Article written by Melissa McVeigh of Fur-Endly Pet Care
Visit our blog for more news, tips, and articles that will keep your tail waggin!

(My clients dog was not harmed, thankfully, just a bit shaken.  I checked him over when we got back to the house.)

Post Tagged with , ,
  • Joseph Alfaro

    Please help save this dog’s life. Thank you

  • Stephen Wisebaker

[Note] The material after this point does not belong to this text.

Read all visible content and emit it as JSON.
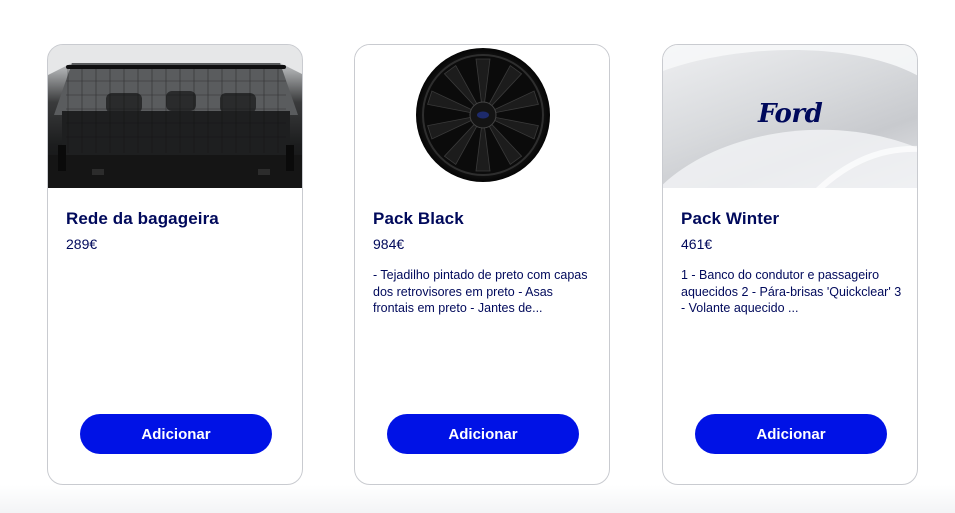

    Truly amazing and sad story. I own a Bull Terrier myself named Snoopy. He is the most loving dog/animal I have met, just as much as my German Shepherd. Both have been given bad reps in certain areas due to not the amount of bites, but due to the amount of damage they can inflict with a single bite. This being due to the strength of their jaw muscle’s and tendons, and the size of their and strength of their teeth. That being said, both breeds that I own make up for the least amount of bites to humans each year. Paling in comparison to Lab bites each year. I have been bitten a few times in my life. One time by my German Shepherd just last week on accident when it was trying to protect me from another animal, and twice by Labs that I was working with and without any warning or cause, they each attacked me. I later found out both of the dogs owner was known for beating his Labs. We rescued them both two months later, and I can happily say that both found good homes and their has been no cases of them biting anyone since they were removed from their original owners home.

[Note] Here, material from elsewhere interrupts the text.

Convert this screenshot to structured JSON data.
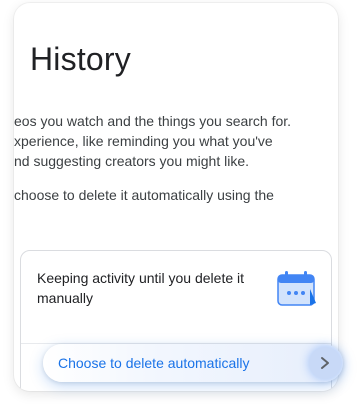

    I just want to let anyone out their know that if you are looking for a Dog/Lifelong Friend, then Bull Terriers (Pit Bulls) are on the best choices you could make. Also many cities are finally taking them off the vicious animal list each and every week. Which I believe is one of the few steps forward on the right path that I hear about each day. My Snoopy loves me and everyone that comes into my home. Showing them more love then any other dog has ever shown them. I am always told “Wow, your Pit Bull is so loving and playful, how did you get him to be so calm?” My answer “Love and Patience.”

    Like with anyone in life, be it human or animal, respect is earned, not a right. If you respect someone, show them support and love, it will always be returned.

  • http://www.facebook.com/profile.php?id=1528476064 Jim Beck

    My wife and I have talked about this.  We just started fostering and after doing some research, realized that pit bulls aren’t the vicious beasts so many people believe them to be. Yet I will admit that, while I’ve never taken a pet away from a situation where a pit bull was nearby, due to the stories I’ve heard, there is a tendency to be cautious.  You find yourself automatically becoming alert.  Yet every pit bull I have come across has been friendly and very loving.  

    It’s not really about the media, per se.  The real reason is that pits are so powerful that when there is an attack, which is actually very rare, it typically doesn’t end well.  Weiner dogs and chihuahuas are the two most vicious breeds when it comes to biting, I believe.  But when someone is “attacked” by a weiner dog, the person isn’t mangled or killed, so those stories go unnoticed by the media.  Which means that a thousand weiner dogs could bit children, but then ONE pit bull bites and leaves a person in the hospital or worst, and that one dog is the one everyone’s writing about.

    What’s even worse about Lennox is that the court won’t even allow for DNA testing to prove he’s not a pit.  And while this might sound VERY wrong to say, I’d tell the court that even the Nazis made sure a person was Jewish before sending them to a concentration camp.  That’s right … Hitler was better than the North Ireland court system.